Since then I have learned the building isn't really new. It is actually 20 years old.
But, it has stood the test of time well. Like me, people who see it for the first time wonder if it isn't a new facility.
It isn't. But as the front page story details, it is at least all paid for.
Probably when voters said OK to a 20-year bond referendum to build it, 20 years seemed like a long time down the road.
Sort of like home buyers taking out that 30-year mortgage and thinking they will be making payments forever, and then suddenly one day it is paid off.
Anyway, I wasn't around here 20 years ago, but I think a tip of the hat is due to those who were here and worked on the school project.
I would think it wasn't easy.
I'm sure it took a lot of hard work, gumption, guts, foresight and some excellent negotiation skills to get it done.
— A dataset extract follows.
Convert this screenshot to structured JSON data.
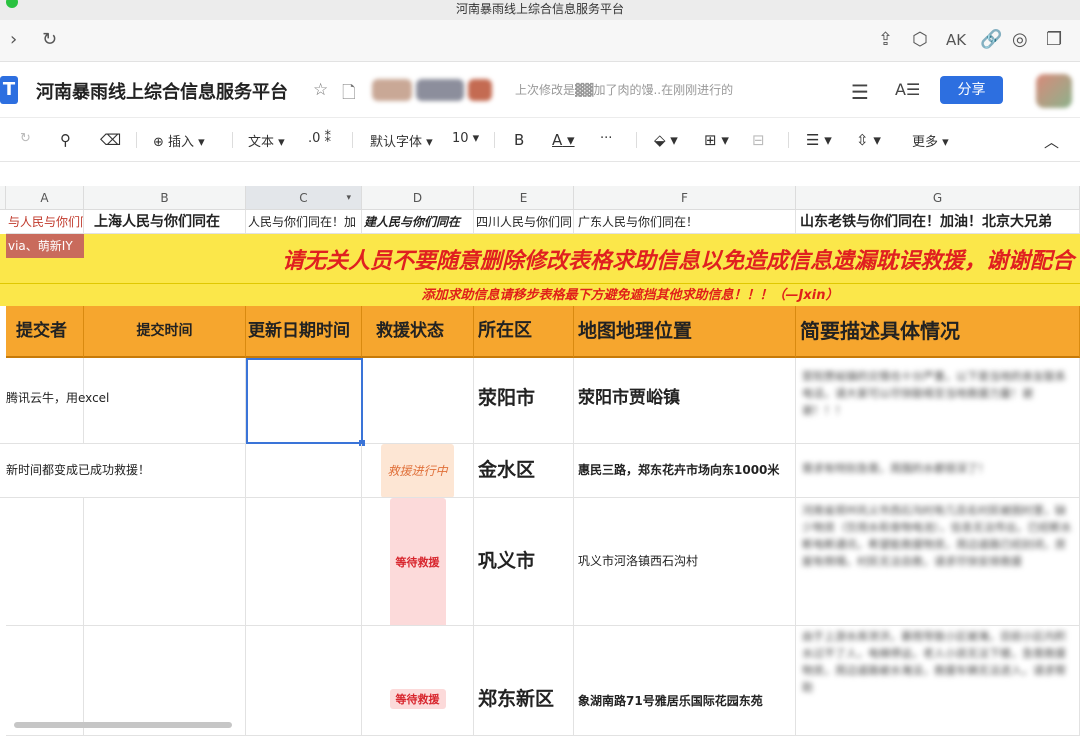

Kudos to anyone involved.
Here are some fun and interesting facts I discovered while doing the research on the BEA High School. Well, I find them interesting anyway.
Did you know:
It took 3,200 cubic yards of concrete to build the school, enough to fill 11,753 55-gallon drums.
There are 70,000 bricks and over 150,000 concrete blocks used in the school. That would be enough to pave a bicycle trail from here to St. Peter.
There is 74,000 pounds of sheet metal in the ceilings for duct work, or enough metal to make 1,924,000 soda pop cans.
There is 630 tons of stone ballast up on the roof to hold the rubber sheet roofing in place.
The truss girders in the gym span 123 feet, are eight feet deep and each weigh 18,000 pounds. The girder in the Performing Arts Center (PAC) is 96 feet long, eight feet deep and weighs 28,000 pounds.
There are 234 tons of coolant used in the air system, which is enough to air condition 117 typical-sized homes.
There is over 75 miles of copper wire in the building, to run the security, fire alarm and sound systems as well as for low-voltage power.
There are 794 athletic lockers, 606 student lockers, 572 seats in the PAC, 30 toilet stalls and 128 chalk/marker boards in the school.
Or at least there were when it was built 20 years ago. The chalk and marker boards are probably all being replaced by Smart Boards.
Same thing for the computer lab in the media center.
It was touted as one of the most up-to-date in the state when the school opened in 1994.
But, pictures show it as having computers that we now consider as obsolete and we call them 'boat anchors.'
Luckily the BEA School Board has done an excellent job of keeping up with technology and maintaining an up-to-date computer lab.
Back in 1994 the school also listed having a pay-phone installed for the students to use.
Do kids these days even know what that is?
While the building has aged a little, its main function has remained the same for 20 years,
Provide a place for the children of the Blue Earth area to receive an excellent high school education.